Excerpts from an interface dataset
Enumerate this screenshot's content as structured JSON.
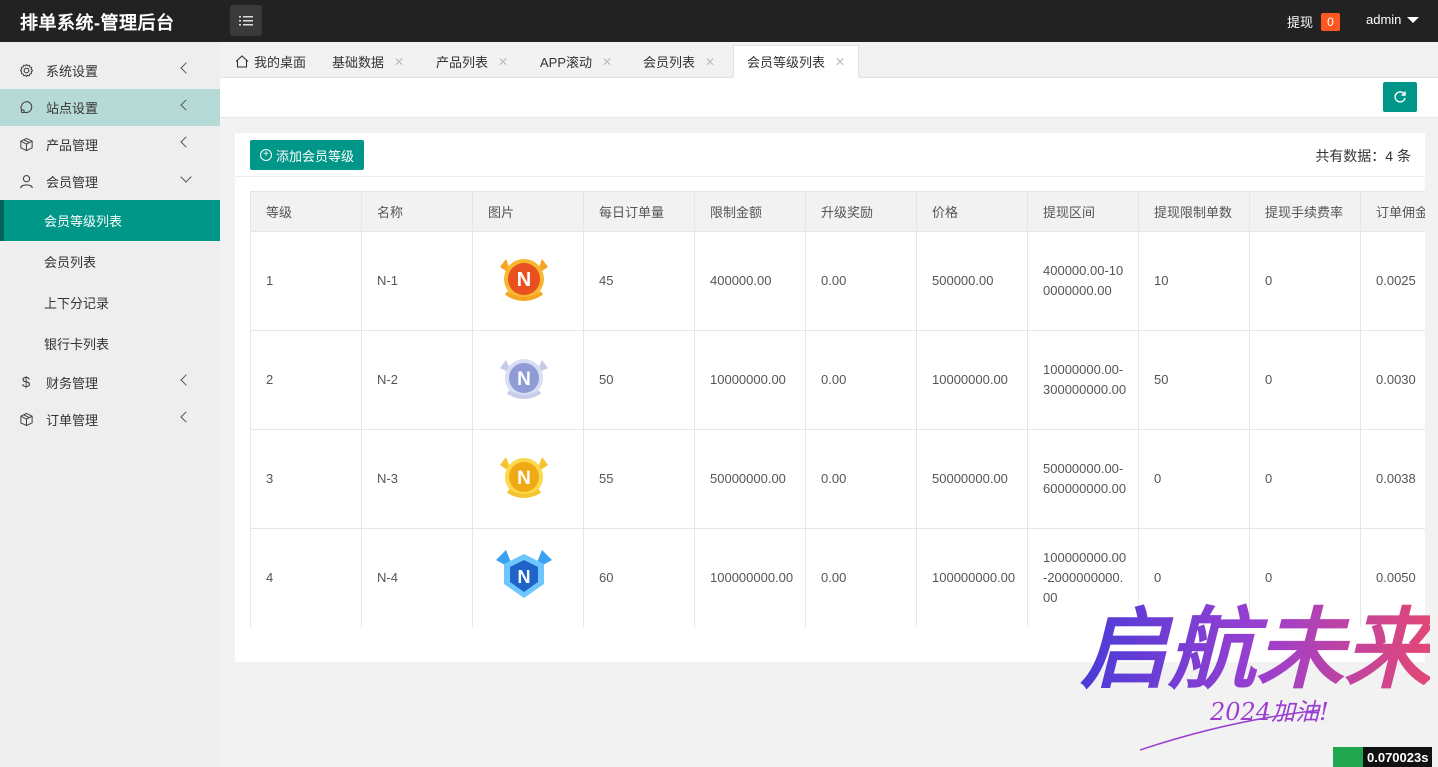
{
  "header": {
    "title": "排单系统-管理后台",
    "withdraw_label": "提现",
    "withdraw_count": "0",
    "user_name": "admin"
  },
  "sidebar": {
    "items": [
      {
        "label": "系统设置",
        "icon": "gear-icon"
      },
      {
        "label": "站点设置",
        "icon": "globe-icon"
      },
      {
        "label": "产品管理",
        "icon": "box-icon"
      },
      {
        "label": "会员管理",
        "icon": "user-icon"
      },
      {
        "label": "财务管理",
        "icon": "dollar-icon"
      },
      {
        "label": "订单管理",
        "icon": "box-icon"
      }
    ],
    "sub_items": [
      {
        "label": "会员等级列表"
      },
      {
        "label": "会员列表"
      },
      {
        "label": "上下分记录"
      },
      {
        "label": "银行卡列表"
      }
    ]
  },
  "tabs": [
    {
      "label": "我的桌面"
    },
    {
      "label": "基础数据"
    },
    {
      "label": "产品列表"
    },
    {
      "label": "APP滚动"
    },
    {
      "label": "会员列表"
    },
    {
      "label": "会员等级列表"
    }
  ],
  "content": {
    "add_button": "添加会员等级",
    "total_text": "共有数据：4 条"
  },
  "table": {
    "headers": [
      "等级",
      "名称",
      "图片",
      "每日订单量",
      "限制金额",
      "升级奖励",
      "价格",
      "提现区间",
      "提现限制单数",
      "提现手续费率",
      "订单佣金"
    ],
    "rows": [
      {
        "level": "1",
        "name": "N-1",
        "badge": "orange",
        "daily": "45",
        "limit": "400000.00",
        "bonus": "0.00",
        "price": "500000.00",
        "range": "400000.00-100000000.00",
        "limit_count": "10",
        "fee": "0",
        "commission": "0.0025"
      },
      {
        "level": "2",
        "name": "N-2",
        "badge": "silver",
        "daily": "50",
        "limit": "10000000.00",
        "bonus": "0.00",
        "price": "10000000.00",
        "range": "10000000.00-300000000.00",
        "limit_count": "50",
        "fee": "0",
        "commission": "0.0030"
      },
      {
        "level": "3",
        "name": "N-3",
        "badge": "gold",
        "daily": "55",
        "limit": "50000000.00",
        "bonus": "0.00",
        "price": "50000000.00",
        "range": "50000000.00-600000000.00",
        "limit_count": "0",
        "fee": "0",
        "commission": "0.0038"
      },
      {
        "level": "4",
        "name": "N-4",
        "badge": "blue",
        "daily": "60",
        "limit": "100000000.00",
        "bonus": "0.00",
        "price": "100000000.00",
        "range": "100000000.00-2000000000.00",
        "limit_count": "0",
        "fee": "0",
        "commission": "0.0050"
      }
    ]
  },
  "watermark": {
    "main": "启航未来",
    "sub": "2024加油!"
  },
  "timer": "0.070023s",
  "colors": {
    "primary": "#009688",
    "header_bg": "#222222",
    "badge": "#ff5722",
    "sidebar_active_parent": "#b6dbd7"
  }
}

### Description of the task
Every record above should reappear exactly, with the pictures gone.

### Answer section
Enumerate this screenshot's content as structured JSON.
{
  "header": {
    "title": "排单系统-管理后台",
    "withdraw_label": "提现",
    "withdraw_count": "0",
    "user_name": "admin"
  },
  "sidebar": {
    "items": [
      {
        "label": "系统设置",
        "icon": "gear-icon"
      },
      {
        "label": "站点设置",
        "icon": "globe-icon"
      },
      {
        "label": "产品管理",
        "icon": "box-icon"
      },
      {
        "label": "会员管理",
        "icon": "user-icon"
      },
      {
        "label": "财务管理",
        "icon": "dollar-icon"
      },
      {
        "label": "订单管理",
        "icon": "box-icon"
      }
    ],
    "sub_items": [
      {
        "label": "会员等级列表"
      },
      {
        "label": "会员列表"
      },
      {
        "label": "上下分记录"
      },
      {
        "label": "银行卡列表"
      }
    ]
  },
  "tabs": [
    {
      "label": "我的桌面"
    },
    {
      "label": "基础数据"
    },
    {
      "label": "产品列表"
    },
    {
      "label": "APP滚动"
    },
    {
      "label": "会员列表"
    },
    {
      "label": "会员等级列表"
    }
  ],
  "content": {
    "add_button": "添加会员等级",
    "total_text": "共有数据：4 条"
  },
  "table": {
    "headers": [
      "等级",
      "名称",
      "图片",
      "每日订单量",
      "限制金额",
      "升级奖励",
      "价格",
      "提现区间",
      "提现限制单数",
      "提现手续费率",
      "订单佣金"
    ],
    "rows": [
      {
        "level": "1",
        "name": "N-1",
        "badge": "orange",
        "daily": "45",
        "limit": "400000.00",
        "bonus": "0.00",
        "price": "500000.00",
        "range": "400000.00-100000000.00",
        "limit_count": "10",
        "fee": "0",
        "commission": "0.0025"
      },
      {
        "level": "2",
        "name": "N-2",
        "badge": "silver",
        "daily": "50",
        "limit": "10000000.00",
        "bonus": "0.00",
        "price": "10000000.00",
        "range": "10000000.00-300000000.00",
        "limit_count": "50",
        "fee": "0",
        "commission": "0.0030"
      },
      {
        "level": "3",
        "name": "N-3",
        "badge": "gold",
        "daily": "55",
        "limit": "50000000.00",
        "bonus": "0.00",
        "price": "50000000.00",
        "range": "50000000.00-600000000.00",
        "limit_count": "0",
        "fee": "0",
        "commission": "0.0038"
      },
      {
        "level": "4",
        "name": "N-4",
        "badge": "blue",
        "daily": "60",
        "limit": "100000000.00",
        "bonus": "0.00",
        "price": "100000000.00",
        "range": "100000000.00-2000000000.00",
        "limit_count": "0",
        "fee": "0",
        "commission": "0.0050"
      }
    ]
  },
  "watermark": {
    "main": "启航未来",
    "sub": "2024加油!"
  },
  "timer": "0.070023s",
  "colors": {
    "primary": "#009688",
    "header_bg": "#222222",
    "badge": "#ff5722",
    "sidebar_active_parent": "#b6dbd7"
  }
}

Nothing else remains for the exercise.